CM: 30-years-old, recently engaged. She's at that point in her life when she's got a lot of big decisions ahead of her all coming at once. The biggest on her mind? Buying a home versus continuing to rent. She makes about $90K a year, has about $30K in student loans, her 401K is around $40K, and she's got about $20K in emergency savings.
DB: She’s doing phenomenally! I don’t know what her fiance’s situation is, but I’m a believer in young couples becoming homeowners. On average, homeowners are 40 times more wealthy than renters in America, and the biggest mistake millennials are making is putting off buying a home. If she knows that she isn’t moving within a year I’d tell her to buy a home; otherwise, they should rent until they know they’re staying put.
CM: A 36-year-old with two kids (under the age of 10). She makes $125K a year and all of her savings add up to over $150K. Her partner makes $115K, but she doesn't really know much else about his spending or saving habits. They like to keep their finances separate. All she cares about is whether they can jointly save about 15 or 20% of their combined income every month, but she really wonders if he's truly committed to that idea.
DB: If this person was in front of me, I’d say it’s really simple - either your partner is paying himself first in his 401k plan or he’s not. The beauty of saving money automatically is that there’s no commitment.
If he gets paid every two weeks, and there’s money going out of his paycheck into his 401k plan, then he’s committed. If not, then he isn’t. I’d also ask if the two of them were putting money into an emergency savings account. If not, then it’s not commitment.
Money is black and white. My book, "Smart Couples Finish Rich," is really designed for this—to get couples on the same page when it comes to finance. Agree on some basic financial rules.
CM: So much of our approach to financial planning in the Clarity Money app is really reflective of a lot of what you've been preaching for years. Tell us why this partnership is so meaningful to you and your readers?
DB: I believe Clarity Money has the power to help millions of people. Getting this powerful tool in the hands of more people, to me, is a crusade. It’s a crusade because when more people have access to this tool, they’ll save money, pay themselves first automatically, find their “latte” or “double latte” factor in minutes and increase their savings account.
By endorsing Clarity Money, I’m helping provide a solution to what is a basic financial problem. That problem is seeing where the money is going, understanding how to keep it and how to grow it, and Clarity Money is a tool that will help millions do that just that.
CM: Describe what you thought when you opened it up and played with it for the first time.

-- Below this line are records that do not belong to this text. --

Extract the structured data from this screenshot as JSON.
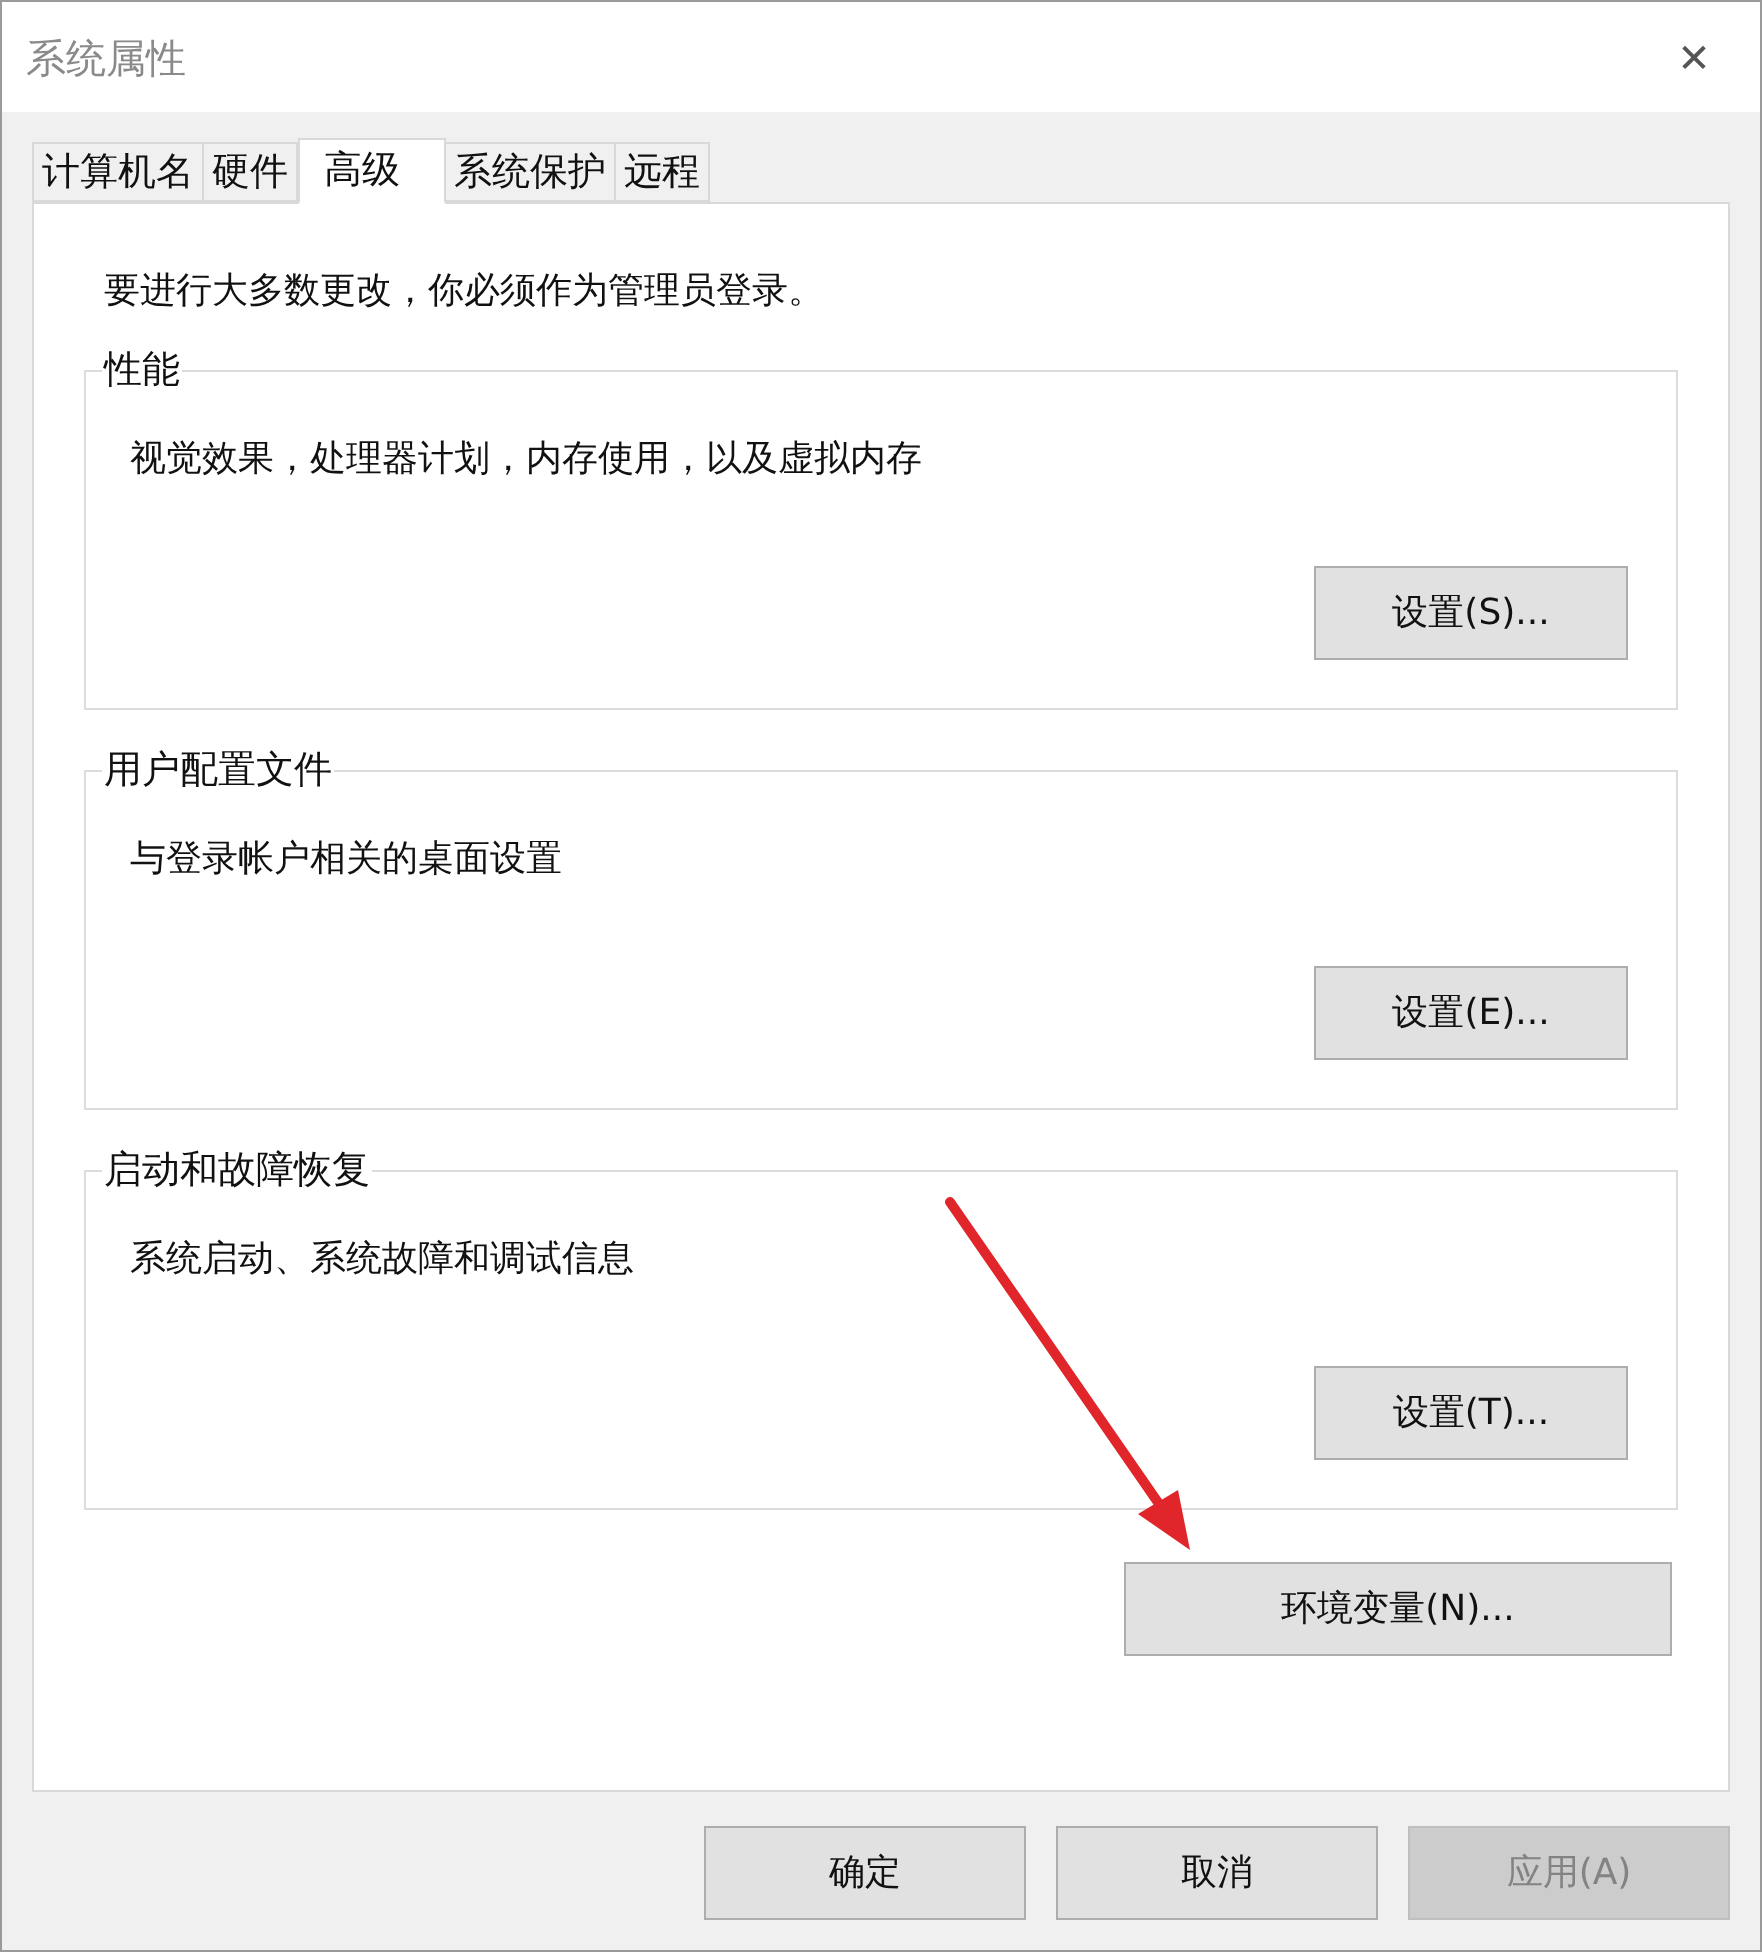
{
  "window": {
    "title": "系统属性",
    "close": "✕"
  },
  "tabs": [
    {
      "label": "计算机名",
      "selected": false
    },
    {
      "label": "硬件",
      "selected": false
    },
    {
      "label": "高级",
      "selected": true
    },
    {
      "label": "系统保护",
      "selected": false
    },
    {
      "label": "远程",
      "selected": false
    }
  ],
  "notice": "要进行大多数更改，你必须作为管理员登录。",
  "groups": [
    {
      "title": "性能",
      "description": "视觉效果，处理器计划，内存使用，以及虚拟内存",
      "button": "设置(S)..."
    },
    {
      "title": "用户配置文件",
      "description": "与登录帐户相关的桌面设置",
      "button": "设置(E)..."
    },
    {
      "title": "启动和故障恢复",
      "description": "系统启动、系统故障和调试信息",
      "button": "设置(T)..."
    }
  ],
  "env_button": "环境变量(N)...",
  "buttons": [
    {
      "label": "确定",
      "disabled": false
    },
    {
      "label": "取消",
      "disabled": false
    },
    {
      "label": "应用(A)",
      "disabled": true
    }
  ]
}
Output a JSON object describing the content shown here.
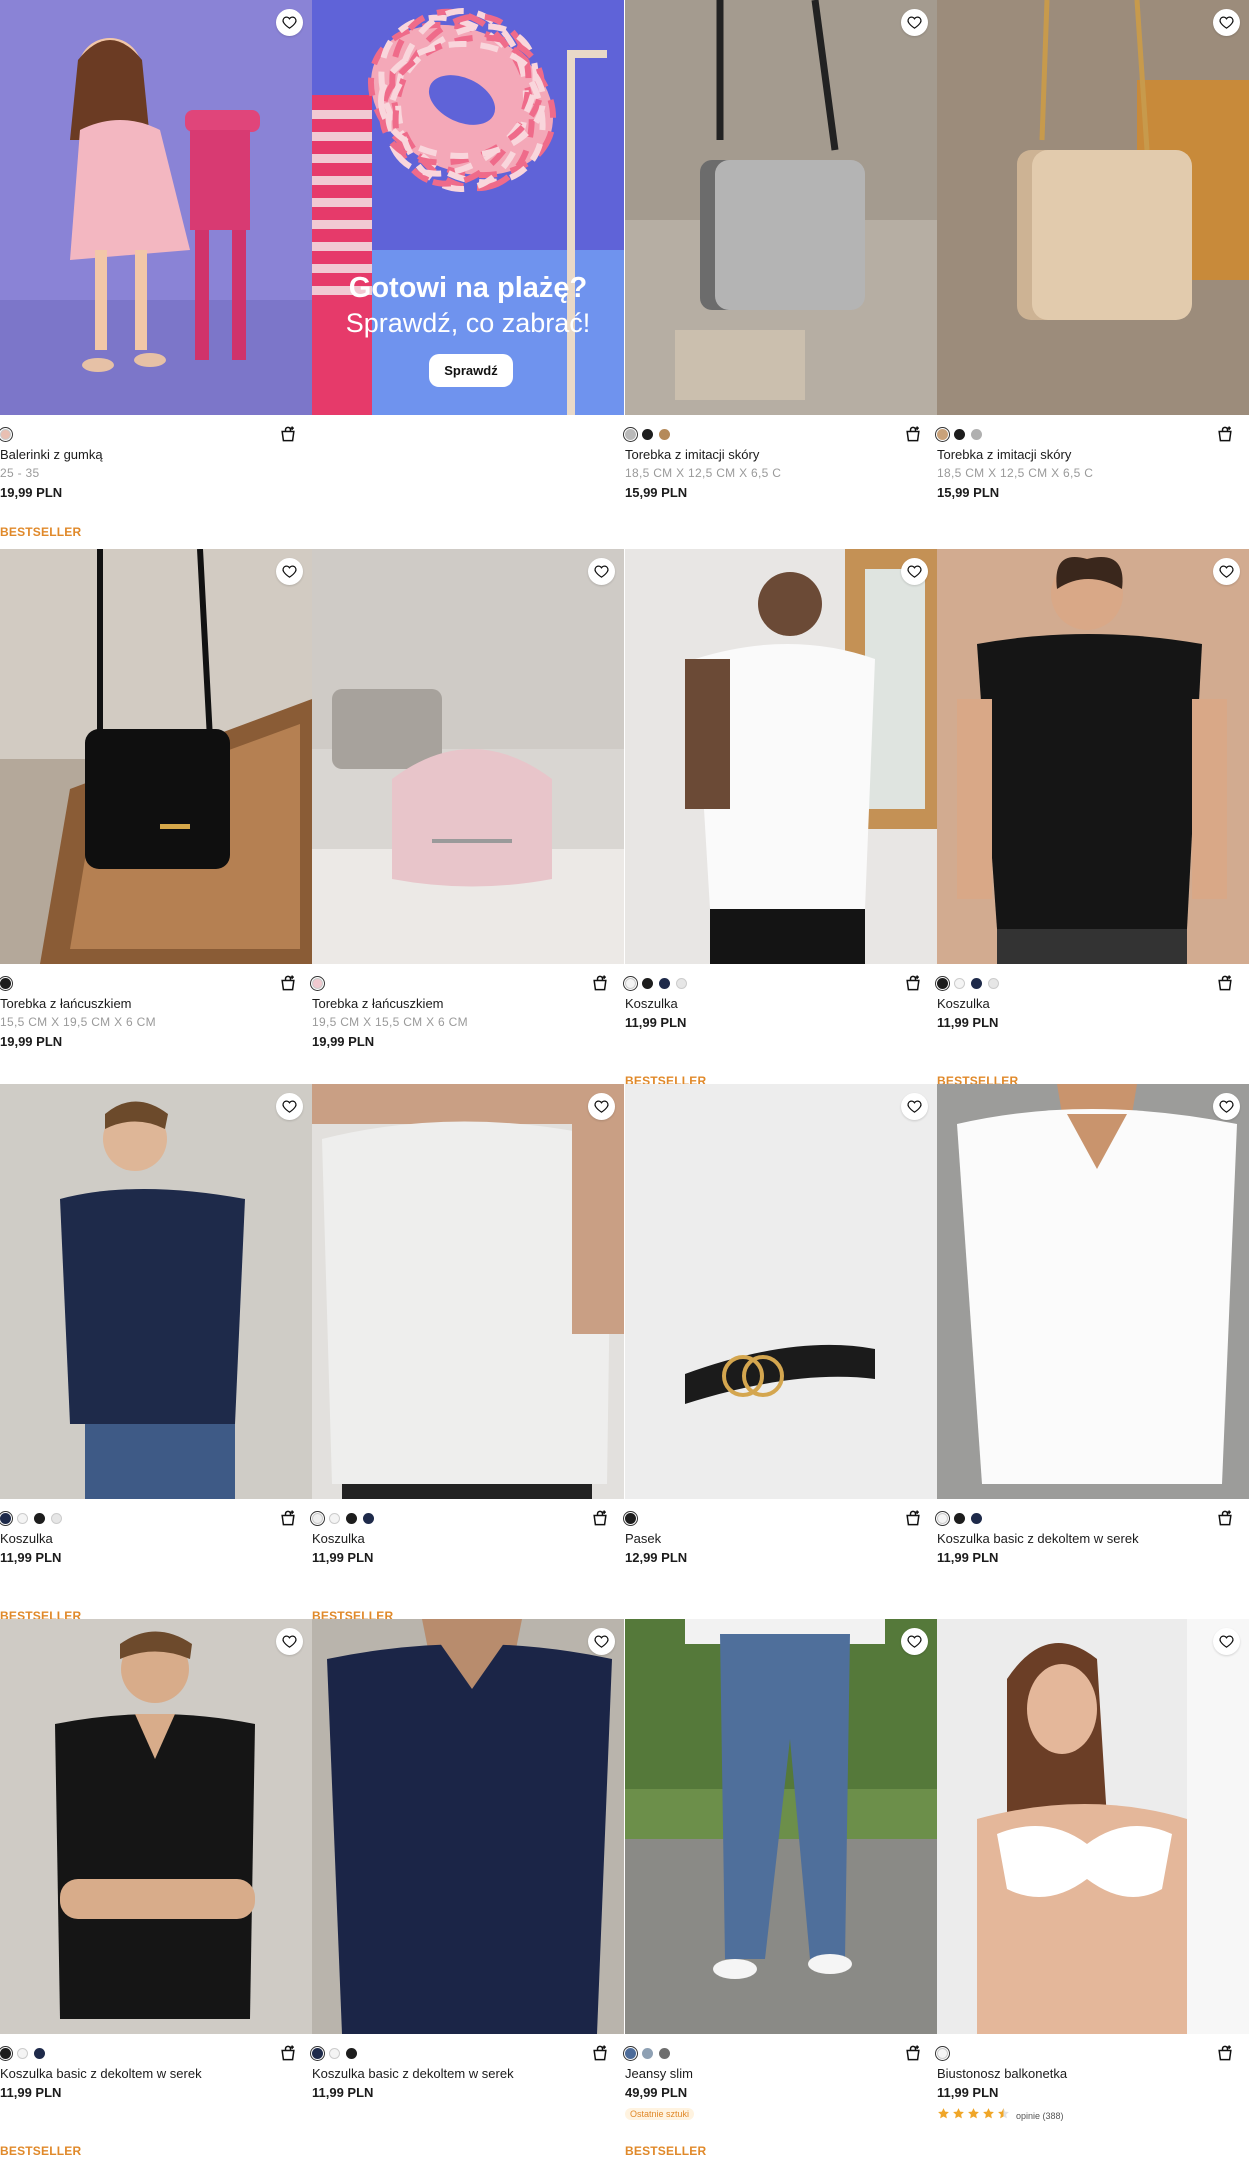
{
  "promo": {
    "title": "Gotowi na plażę?",
    "subtitle": "Sprawdź, co zabrać!",
    "button_label": "Sprawdź"
  },
  "products": [
    {
      "name": "Balerinki z gumką",
      "size": "25 - 35",
      "price": "19,99 PLN",
      "badge": "BESTSELLER",
      "swatches": [
        "#e8bfb2"
      ],
      "image": "girl-pink-dress"
    },
    {
      "promo": true
    },
    {
      "name": "Torebka z imitacji skóry",
      "size": "18,5 CM X 12,5 CM X 6,5 C",
      "price": "15,99 PLN",
      "badge": "",
      "swatches": [
        "#b9b9b9",
        "#1d1d1d",
        "#b58a5a"
      ],
      "image": "grey-handbag"
    },
    {
      "name": "Torebka z imitacji skóry",
      "size": "18,5 CM X 12,5 CM X 6,5 C",
      "price": "15,99 PLN",
      "badge": "",
      "swatches": [
        "#c9a27a",
        "#1d1d1d",
        "#b0b0b0"
      ],
      "image": "beige-handbag"
    },
    {
      "name": "Torebka z łańcuszkiem",
      "size": "15,5 CM X 19,5 CM X 6 CM",
      "price": "19,99 PLN",
      "badge": "",
      "swatches": [
        "#1d1d1d"
      ],
      "image": "black-chain-bag"
    },
    {
      "name": "Torebka z łańcuszkiem",
      "size": "19,5 CM X 15,5 CM X 6 CM",
      "price": "19,99 PLN",
      "badge": "",
      "swatches": [
        "#f0c9cf"
      ],
      "image": "pink-bag"
    },
    {
      "name": "Koszulka",
      "size": "",
      "price": "11,99 PLN",
      "badge": "BESTSELLER",
      "swatches": [
        "#f4f4f4",
        "#1d1d1d",
        "#1e2a4a",
        "#e6e6e6"
      ],
      "image": "man-white-tee"
    },
    {
      "name": "Koszulka",
      "size": "",
      "price": "11,99 PLN",
      "badge": "BESTSELLER",
      "swatches": [
        "#1d1d1d",
        "#f4f4f4",
        "#1e2a4a",
        "#e6e6e6"
      ],
      "image": "man-black-tee"
    },
    {
      "name": "Koszulka",
      "size": "",
      "price": "11,99 PLN",
      "badge": "BESTSELLER",
      "swatches": [
        "#1e2a4a",
        "#f4f4f4",
        "#1d1d1d",
        "#e6e6e6"
      ],
      "image": "man-navy-tee"
    },
    {
      "name": "Koszulka",
      "size": "",
      "price": "11,99 PLN",
      "badge": "BESTSELLER",
      "swatches": [
        "#eeeeee",
        "#f4f4f4",
        "#1d1d1d",
        "#1e2a4a"
      ],
      "image": "grey-tee"
    },
    {
      "name": "Pasek",
      "size": "",
      "price": "12,99 PLN",
      "badge": "",
      "swatches": [
        "#1d1d1d"
      ],
      "image": "belt"
    },
    {
      "name": "Koszulka basic z dekoltem w serek",
      "size": "",
      "price": "11,99 PLN",
      "badge": "",
      "swatches": [
        "#f4f4f4",
        "#1d1d1d",
        "#1e2a4a"
      ],
      "image": "man-white-vneck"
    },
    {
      "name": "Koszulka basic z dekoltem w serek",
      "size": "",
      "price": "11,99 PLN",
      "badge": "BESTSELLER",
      "swatches": [
        "#1d1d1d",
        "#f4f4f4",
        "#1e2a4a"
      ],
      "image": "man-black-vneck"
    },
    {
      "name": "Koszulka basic z dekoltem w serek",
      "size": "",
      "price": "11,99 PLN",
      "badge": "",
      "swatches": [
        "#1e2a4a",
        "#f4f4f4",
        "#1d1d1d"
      ],
      "image": "navy-vneck"
    },
    {
      "name": "Jeansy slim",
      "size": "",
      "price": "49,99 PLN",
      "badge": "BESTSELLER",
      "last": "Ostatnie sztuki",
      "swatches": [
        "#4d6c9a",
        "#8ea0b3",
        "#6e6e6e"
      ],
      "image": "jeans"
    },
    {
      "name": "Biustonosz balkonetka",
      "size": "",
      "price": "11,99 PLN",
      "badge": "",
      "rating": 4.5,
      "reviews": "opinie (388)",
      "swatches": [
        "#f5f5f5"
      ],
      "image": "white-bra"
    }
  ]
}
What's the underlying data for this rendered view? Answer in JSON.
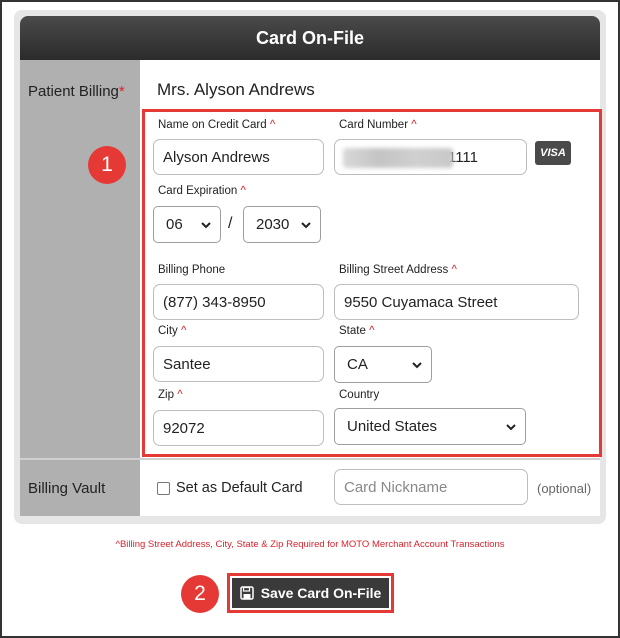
{
  "form": {
    "title": "Card On-File",
    "patient_billing_label": "Patient Billing",
    "required_mark": "*",
    "patient_name": "Mrs. Alyson Andrews",
    "billing_vault_label": "Billing Vault"
  },
  "fields": {
    "name_on_card_label": "Name on Credit Card",
    "name_on_card_value": "Alyson Andrews",
    "card_number_label": "Card Number",
    "card_number_last4": "1111",
    "card_brand": "VISA",
    "card_expiration_label": "Card Expiration",
    "exp_month": "06",
    "exp_separator": "/",
    "exp_year": "2030",
    "billing_phone_label": "Billing Phone",
    "billing_phone_value": "(877) 343-8950",
    "billing_street_label": "Billing Street Address",
    "billing_street_value": "9550 Cuyamaca Street",
    "city_label": "City",
    "city_value": "Santee",
    "state_label": "State",
    "state_value": "CA",
    "zip_label": "Zip",
    "zip_value": "92072",
    "country_label": "Country",
    "country_value": "United States",
    "required_caret": "^"
  },
  "vault": {
    "default_card_label": "Set as Default Card",
    "default_card_checked": false,
    "nickname_placeholder": "Card Nickname",
    "optional_label": "(optional)"
  },
  "footnote": "^Billing Street Address, City, State & Zip Required for MOTO Merchant Account Transactions",
  "actions": {
    "save_label": "Save Card On-File"
  },
  "markers": {
    "marker_1": "1",
    "marker_2": "2"
  },
  "colors": {
    "accent_red": "#e53935",
    "header_dark": "#2b2b2b",
    "sidebar_gray": "#b0b0b0"
  }
}
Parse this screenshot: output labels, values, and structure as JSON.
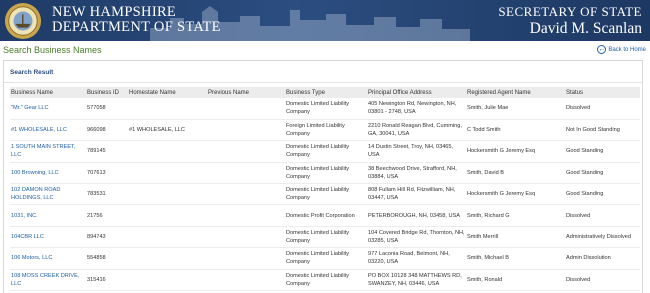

DB: The thing that blew me away, besides the simplicity, was seeing your “double latte factor” in black and white. I ran one credit card through to test it out, and seeing all the things I signed up for in one area, even for me was a real eye-opener. It’s a good reminder of all the things I signed up for that I vowed to cancel, which Clarity then gave me the ability to do so directly through the app.
And what will come from that feature is more consumers becoming aware of their spending habits to find the areas where they need to start saving. Other apps show you where the money is going, but Clarity Money simplifies it, shows you where you’re spending, and it doesn’t clutter your feed with annoying ads.
CM: Finally, it's one of those questions you've asked others as a financial advisor. So, I'll ask you. What does your retirement look like to you?
DB: For me it’s not all about the money. I toyed with the idea of retiring at 46 and even took an 18-month sabbatical where I didn’t work. I’m financially in a great place, and what financial security has done for me is allow me to work on the things I care about. I would say I’m not working on a specific date to retire but more toward being financially free. So when the day comes that I want to retire, I can do the activities I’m passionate about, which include skiing and being with my family and friends.